“Based on preliminary review, the U.S. Chamber is concerned about the direction of today’s proposals, which target American companies almost exclusively by imposing onerous new regulatory requirements backed by steep financial penalties.
“It seems Europe is intent on punishing successful companies that have made deep investments in Europe’s economic growth and recovery. Moreover, these measures will not improve Europe’s own competitiveness.”
EVA SIMON, SENIOR ADVOCACY OFFICER AT CIVIL LIBERTIES UNION FOR EUROPE:
“This regulation will set clear rules for online services and improve the situation, but it’s unlikely to be a turning point without proper enforcement. Giving authorities the power to impose large fines on tech giants does not mean they will do so, or enforce these rules.
“What we need to do is empower users so they can contest decisions by the tech giants, and the authorities must step in when there is abuse.”
SIADA EL RAMLY, DIRECTOR GENERAL OF TECH LOBBY GROUP DOT EUROPE
“At this stage, what we can say is that the Digital Services Act has enormous potential to make a mark for the EU in terms of setting the bar in digital policy making.

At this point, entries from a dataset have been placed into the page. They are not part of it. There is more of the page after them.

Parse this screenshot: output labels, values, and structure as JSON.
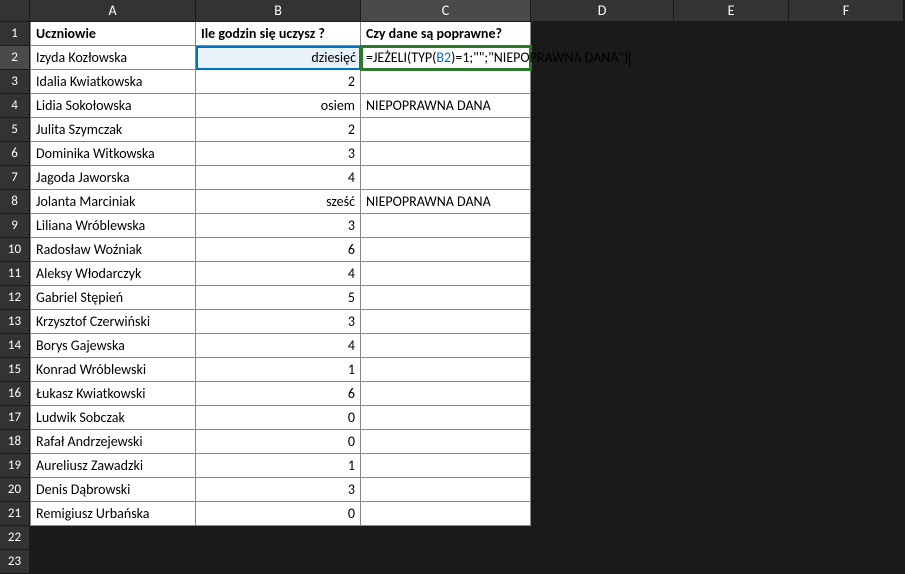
{
  "columns": [
    "A",
    "B",
    "C",
    "D",
    "E",
    "F"
  ],
  "rowCount": 23,
  "headers": {
    "A": "Uczniowie",
    "B": "Ile godzin się uczysz ?",
    "C": "Czy dane są poprawne?"
  },
  "editingCell": {
    "row": 2,
    "col": "C",
    "formula_pre": "=JEŻELI(TYP(",
    "formula_ref": "B2",
    "formula_post": ")=1;\"\";\"NIEPOPRAWNA DANA\")"
  },
  "rows": [
    {
      "a": "Izyda Kozłowska",
      "b": "dziesięć",
      "c": ""
    },
    {
      "a": "Idalia Kwiatkowska",
      "b": "2",
      "c": ""
    },
    {
      "a": "Lidia Sokołowska",
      "b": "osiem",
      "c": "NIEPOPRAWNA DANA"
    },
    {
      "a": "Julita Szymczak",
      "b": "2",
      "c": ""
    },
    {
      "a": "Dominika Witkowska",
      "b": "3",
      "c": ""
    },
    {
      "a": "Jagoda Jaworska",
      "b": "4",
      "c": ""
    },
    {
      "a": "Jolanta Marciniak",
      "b": "sześć",
      "c": "NIEPOPRAWNA DANA"
    },
    {
      "a": "Liliana Wróblewska",
      "b": "3",
      "c": ""
    },
    {
      "a": "Radosław Woźniak",
      "b": "6",
      "c": ""
    },
    {
      "a": "Aleksy Włodarczyk",
      "b": "4",
      "c": ""
    },
    {
      "a": "Gabriel Stępień",
      "b": "5",
      "c": ""
    },
    {
      "a": "Krzysztof Czerwiński",
      "b": "3",
      "c": ""
    },
    {
      "a": "Borys Gajewska",
      "b": "4",
      "c": ""
    },
    {
      "a": "Konrad Wróblewski",
      "b": "1",
      "c": ""
    },
    {
      "a": "Łukasz Kwiatkowski",
      "b": "6",
      "c": ""
    },
    {
      "a": "Ludwik Sobczak",
      "b": "0",
      "c": ""
    },
    {
      "a": "Rafał Andrzejewski",
      "b": "0",
      "c": ""
    },
    {
      "a": "Aureliusz Zawadzki",
      "b": "1",
      "c": ""
    },
    {
      "a": "Denis Dąbrowski",
      "b": "3",
      "c": ""
    },
    {
      "a": "Remigiusz Urbańska",
      "b": "0",
      "c": ""
    }
  ]
}
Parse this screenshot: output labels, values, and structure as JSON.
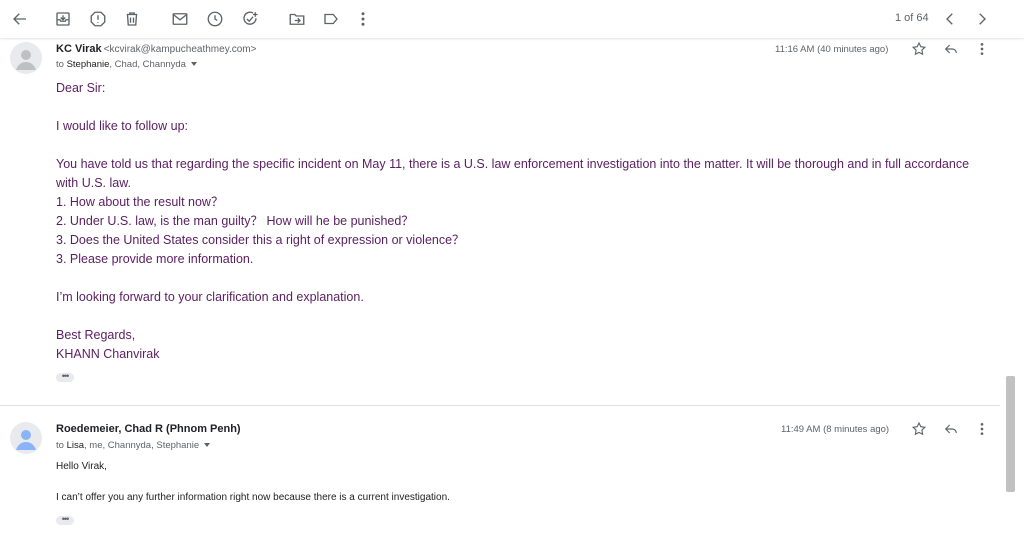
{
  "pager": {
    "text": "1 of 64"
  },
  "toolbar": {
    "icons": [
      "back-arrow-icon",
      "archive-icon",
      "report-spam-icon",
      "delete-icon",
      "mark-unread-icon",
      "snooze-icon",
      "add-task-icon",
      "move-to-icon",
      "label-icon",
      "more-vert-icon",
      "prev-icon",
      "next-icon"
    ]
  },
  "message1": {
    "sender_name": "KC Virak",
    "sender_email": "<kcvirak@kampucheathmey.com>",
    "to_prefix": "to",
    "to_first": "Stephanie",
    "to_rest": ", Chad, Channyda",
    "time": "11:16 AM (40 minutes ago)",
    "lines": {
      "greeting": "Dear Sir:",
      "followup": "I would like to follow up:",
      "p1a": "You have told us that regarding the specific incident on May 11, there is a U.S. law enforcement investigation into the matter.  It will be thorough and in full accordance",
      "p1b": "with U.S. law.",
      "q1": "1. How about the result now？",
      "q2": "2. Under U.S. law, is the man guilty？ How will he be punished？",
      "q3": "3. Does the United States consider this a right of expression or violence？",
      "q4": "3. Please provide more information.",
      "closing": "I’m looking forward to your clarification and explanation.",
      "regards": "Best Regards,",
      "name": "KHANN Chanvirak"
    },
    "dots": "•••"
  },
  "message2": {
    "sender_name": "Roedemeier, Chad R (Phnom Penh)",
    "to_prefix": "to",
    "to_first": "Lisa",
    "to_rest": ", me, Channyda, Stephanie",
    "time": "11:49 AM (8 minutes ago)",
    "lines": {
      "greeting": "Hello Virak,",
      "body": "I can’t offer you any further information right now because there  is a current investigation."
    },
    "dots": "•••"
  }
}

“If developed and implemented in the right way, it should provide a more robust framework for online content moderation, providing legal certainty and the necessary assurances for stakeholders at large.”

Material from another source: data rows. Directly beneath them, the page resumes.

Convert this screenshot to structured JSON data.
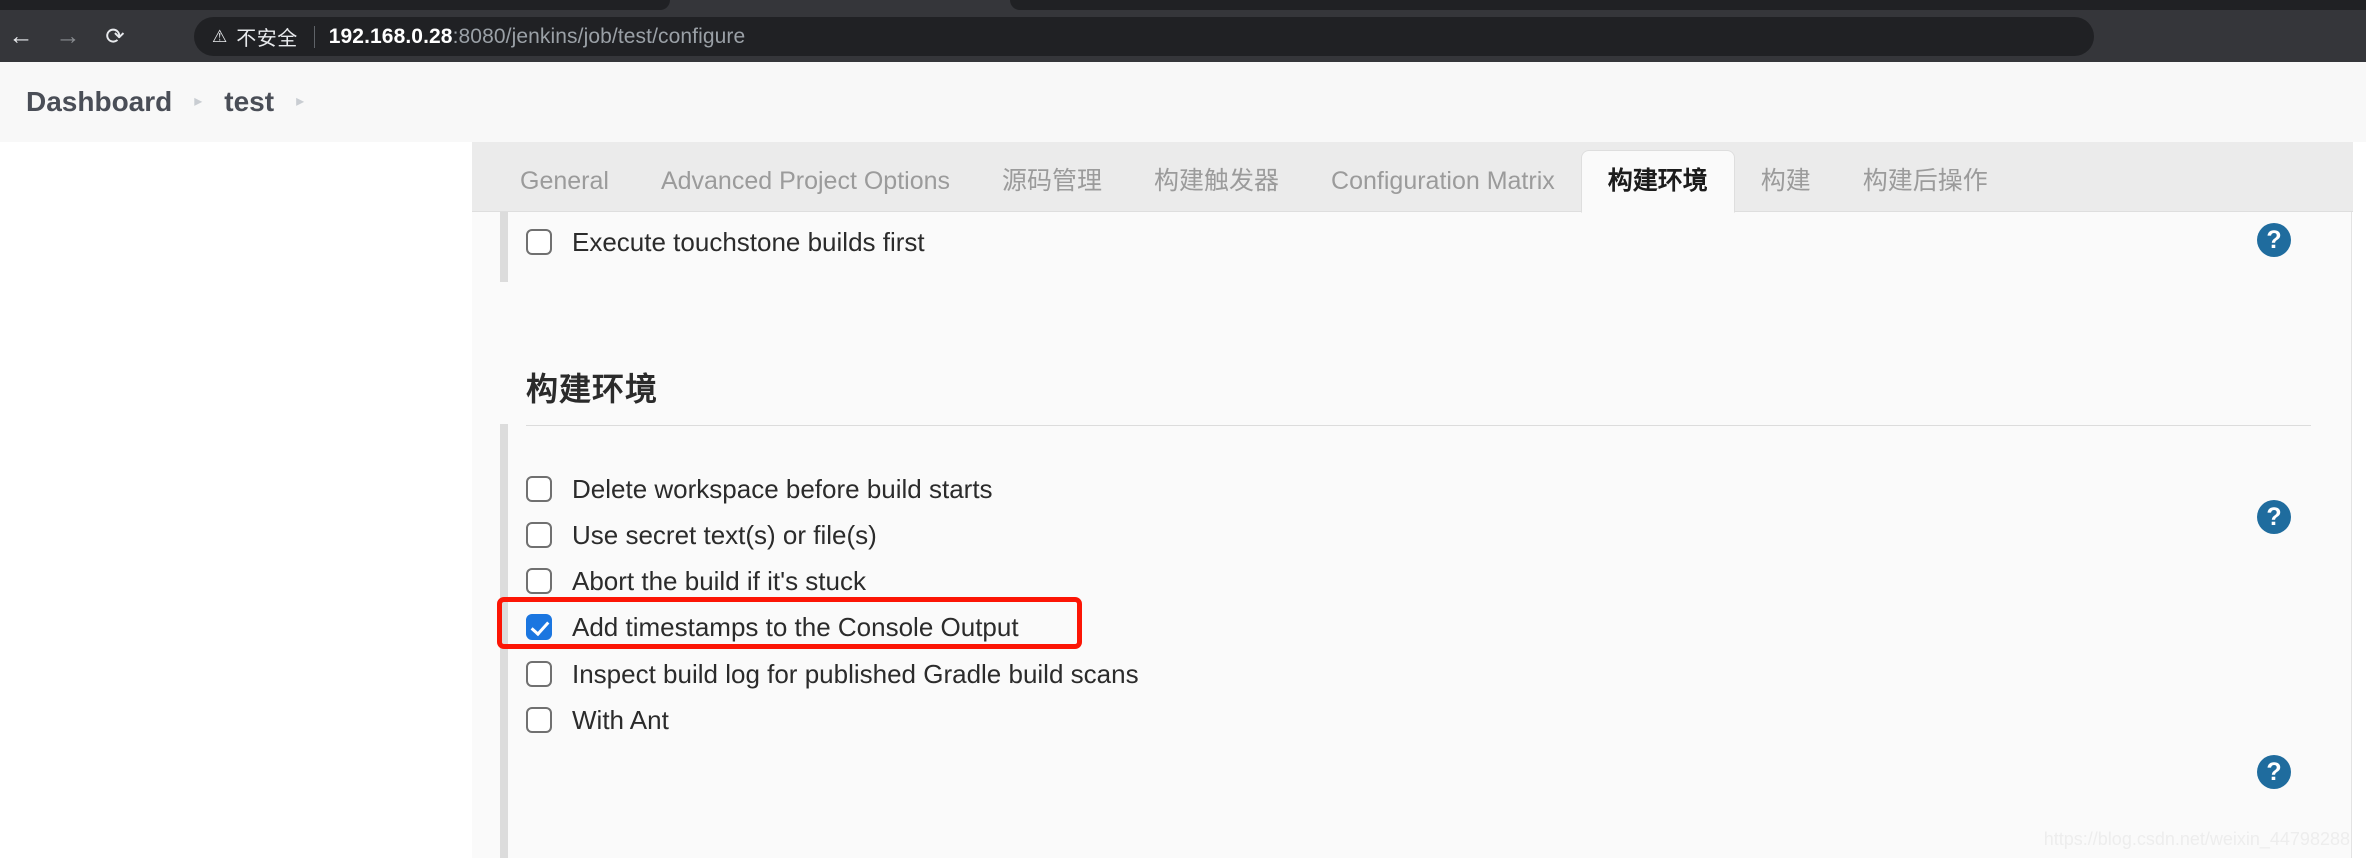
{
  "browser": {
    "back_icon": "arrow-left-icon",
    "forward_icon": "arrow-right-icon",
    "reload_icon": "reload-icon",
    "warning_icon": "warning-triangle-icon",
    "security_label": "不安全",
    "url_host": "192.168.0.28",
    "url_rest": ":8080/jenkins/job/test/configure",
    "url_full": "192.168.0.28:8080/jenkins/job/test/configure"
  },
  "breadcrumb": {
    "items": [
      {
        "label": "Dashboard"
      },
      {
        "label": "test"
      }
    ],
    "separator": "▸"
  },
  "tabs": [
    {
      "label": "General",
      "active": false
    },
    {
      "label": "Advanced Project Options",
      "active": false
    },
    {
      "label": "源码管理",
      "active": false
    },
    {
      "label": "构建触发器",
      "active": false
    },
    {
      "label": "Configuration Matrix",
      "active": false
    },
    {
      "label": "构建环境",
      "active": true
    },
    {
      "label": "构建",
      "active": false
    },
    {
      "label": "构建后操作",
      "active": false
    }
  ],
  "form": {
    "top_option": {
      "label": "Execute touchstone builds first",
      "checked": false
    },
    "section_title": "构建环境",
    "options": [
      {
        "label": "Delete workspace before build starts",
        "checked": false
      },
      {
        "label": "Use secret text(s) or file(s)",
        "checked": false
      },
      {
        "label": "Abort the build if it's stuck",
        "checked": false
      },
      {
        "label": "Add timestamps to the Console Output",
        "checked": true
      },
      {
        "label": "Inspect build log for published Gradle build scans",
        "checked": false
      },
      {
        "label": "With Ant",
        "checked": false
      }
    ],
    "help_label": "?",
    "help_count": 3
  },
  "watermark": "https://blog.csdn.net/weixin_44798288",
  "colors": {
    "accent_blue": "#1b76e0",
    "help_blue": "#1f6c9e",
    "highlight_red": "#fc1505",
    "panel_bg": "#fafafa",
    "tabbar_bg": "#ebebeb"
  }
}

AXEL HEFER, CEO OF HOTEL PRICE COMPARISON WEBSITE TRIVAGO
“Recent years have shown that global mega-platforms systematically hinder innovative competitors and give preference to their own products.

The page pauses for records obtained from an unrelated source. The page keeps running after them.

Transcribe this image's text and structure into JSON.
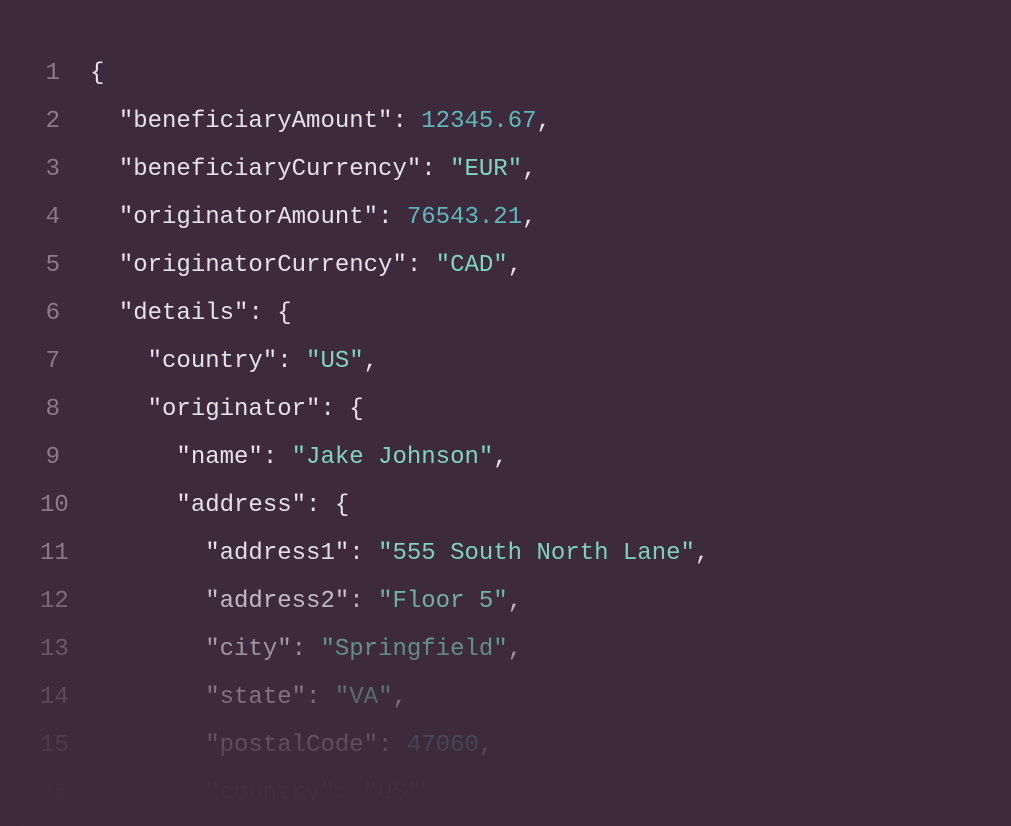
{
  "code": {
    "lines": [
      {
        "num": "1",
        "tokens": [
          {
            "text": "{",
            "type": "punct"
          }
        ]
      },
      {
        "num": "2",
        "tokens": [
          {
            "text": "  ",
            "type": "punct"
          },
          {
            "text": "\"beneficiaryAmount\"",
            "type": "key"
          },
          {
            "text": ": ",
            "type": "punct"
          },
          {
            "text": "12345.67",
            "type": "number"
          },
          {
            "text": ",",
            "type": "punct"
          }
        ]
      },
      {
        "num": "3",
        "tokens": [
          {
            "text": "  ",
            "type": "punct"
          },
          {
            "text": "\"beneficiaryCurrency\"",
            "type": "key"
          },
          {
            "text": ": ",
            "type": "punct"
          },
          {
            "text": "\"EUR\"",
            "type": "string"
          },
          {
            "text": ",",
            "type": "punct"
          }
        ]
      },
      {
        "num": "4",
        "tokens": [
          {
            "text": "  ",
            "type": "punct"
          },
          {
            "text": "\"originatorAmount\"",
            "type": "key"
          },
          {
            "text": ": ",
            "type": "punct"
          },
          {
            "text": "76543.21",
            "type": "number"
          },
          {
            "text": ",",
            "type": "punct"
          }
        ]
      },
      {
        "num": "5",
        "tokens": [
          {
            "text": "  ",
            "type": "punct"
          },
          {
            "text": "\"originatorCurrency\"",
            "type": "key"
          },
          {
            "text": ": ",
            "type": "punct"
          },
          {
            "text": "\"CAD\"",
            "type": "string"
          },
          {
            "text": ",",
            "type": "punct"
          }
        ]
      },
      {
        "num": "6",
        "tokens": [
          {
            "text": "  ",
            "type": "punct"
          },
          {
            "text": "\"details\"",
            "type": "key"
          },
          {
            "text": ": {",
            "type": "punct"
          }
        ]
      },
      {
        "num": "7",
        "tokens": [
          {
            "text": "    ",
            "type": "punct"
          },
          {
            "text": "\"country\"",
            "type": "key"
          },
          {
            "text": ": ",
            "type": "punct"
          },
          {
            "text": "\"US\"",
            "type": "string"
          },
          {
            "text": ",",
            "type": "punct"
          }
        ]
      },
      {
        "num": "8",
        "tokens": [
          {
            "text": "    ",
            "type": "punct"
          },
          {
            "text": "\"originator\"",
            "type": "key"
          },
          {
            "text": ": {",
            "type": "punct"
          }
        ]
      },
      {
        "num": "9",
        "tokens": [
          {
            "text": "      ",
            "type": "punct"
          },
          {
            "text": "\"name\"",
            "type": "key"
          },
          {
            "text": ": ",
            "type": "punct"
          },
          {
            "text": "\"Jake Johnson\"",
            "type": "string"
          },
          {
            "text": ",",
            "type": "punct"
          }
        ]
      },
      {
        "num": "10",
        "tokens": [
          {
            "text": "      ",
            "type": "punct"
          },
          {
            "text": "\"address\"",
            "type": "key"
          },
          {
            "text": ": {",
            "type": "punct"
          }
        ]
      },
      {
        "num": "11",
        "tokens": [
          {
            "text": "        ",
            "type": "punct"
          },
          {
            "text": "\"address1\"",
            "type": "key"
          },
          {
            "text": ": ",
            "type": "punct"
          },
          {
            "text": "\"555 South North Lane\"",
            "type": "string"
          },
          {
            "text": ",",
            "type": "punct"
          }
        ]
      },
      {
        "num": "12",
        "tokens": [
          {
            "text": "        ",
            "type": "punct"
          },
          {
            "text": "\"address2\"",
            "type": "key"
          },
          {
            "text": ": ",
            "type": "punct"
          },
          {
            "text": "\"Floor 5\"",
            "type": "string"
          },
          {
            "text": ",",
            "type": "punct"
          }
        ]
      },
      {
        "num": "13",
        "tokens": [
          {
            "text": "        ",
            "type": "punct"
          },
          {
            "text": "\"city\"",
            "type": "key"
          },
          {
            "text": ": ",
            "type": "punct"
          },
          {
            "text": "\"Springfield\"",
            "type": "string"
          },
          {
            "text": ",",
            "type": "punct"
          }
        ]
      },
      {
        "num": "14",
        "tokens": [
          {
            "text": "        ",
            "type": "punct"
          },
          {
            "text": "\"state\"",
            "type": "key"
          },
          {
            "text": ": ",
            "type": "punct"
          },
          {
            "text": "\"VA\"",
            "type": "string"
          },
          {
            "text": ",",
            "type": "punct"
          }
        ]
      },
      {
        "num": "15",
        "tokens": [
          {
            "text": "        ",
            "type": "punct"
          },
          {
            "text": "\"postalCode\"",
            "type": "key"
          },
          {
            "text": ": ",
            "type": "punct"
          },
          {
            "text": "47060",
            "type": "number"
          },
          {
            "text": ",",
            "type": "punct"
          }
        ]
      },
      {
        "num": "16",
        "tokens": [
          {
            "text": "        ",
            "type": "punct"
          },
          {
            "text": "\"country\"",
            "type": "key"
          },
          {
            "text": ": ",
            "type": "punct"
          },
          {
            "text": "\"US\"",
            "type": "string"
          }
        ]
      }
    ]
  },
  "chart_data": {
    "type": "json-document",
    "content": {
      "beneficiaryAmount": 12345.67,
      "beneficiaryCurrency": "EUR",
      "originatorAmount": 76543.21,
      "originatorCurrency": "CAD",
      "details": {
        "country": "US",
        "originator": {
          "name": "Jake Johnson",
          "address": {
            "address1": "555 South North Lane",
            "address2": "Floor 5",
            "city": "Springfield",
            "state": "VA",
            "postalCode": 47060,
            "country": "US"
          }
        }
      }
    }
  }
}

“The DMA is an important and at the same time necessary step by the European Commission to restore fair competition – and thus to promote innovation.”
WOUT VAN WIJK, EXECUTIVE DIRECTOR OF NEWS MEDIA EUROPE:
“The Commission’s proposals lack teeth and are nowhere far reaching enough to address basic behavioral incentives. We need clear-cut prohibitions on the conduct of gatekeepers and a crystal-clear, reinforced liability regime to rein in tech giants.
“Instead, platforms are now offered carte blanche on liability with a good Samaritan clause and the market investigation tool has disappeared altogether.”
STATEMENT FROM EUROPEAN TELECOMS INDUSTRY ASSOCIATIONS:
“The Digital Services Act has the potential to restore citizens’ trust online and become a stepping-stone to protect EU citizens by requiring that all service providers abide to certain standards if they want to offer their content, goods or services within the European Union.
“In this context, we welcome the Commission’s recognition that some digital actors have an increased responsibility to keep digital services free from illegal material and ensure that the Rule of Law is respected online with the same rigour as it is offline.”
BEN PACKER, PARTNER AT LAW FIRM LINKLATERS
“Today’s proposals from the UK and the EU are the most ambitious measures announced anywhere.
“Though the regimes differ in many ways, both impose new and potentially onerous duties on online platforms to protect their users from harmful content.”
Reporting by Supantha Mukherjee in Stockholm and Foo Yun Chee in Brussels; Editing by Mark Potter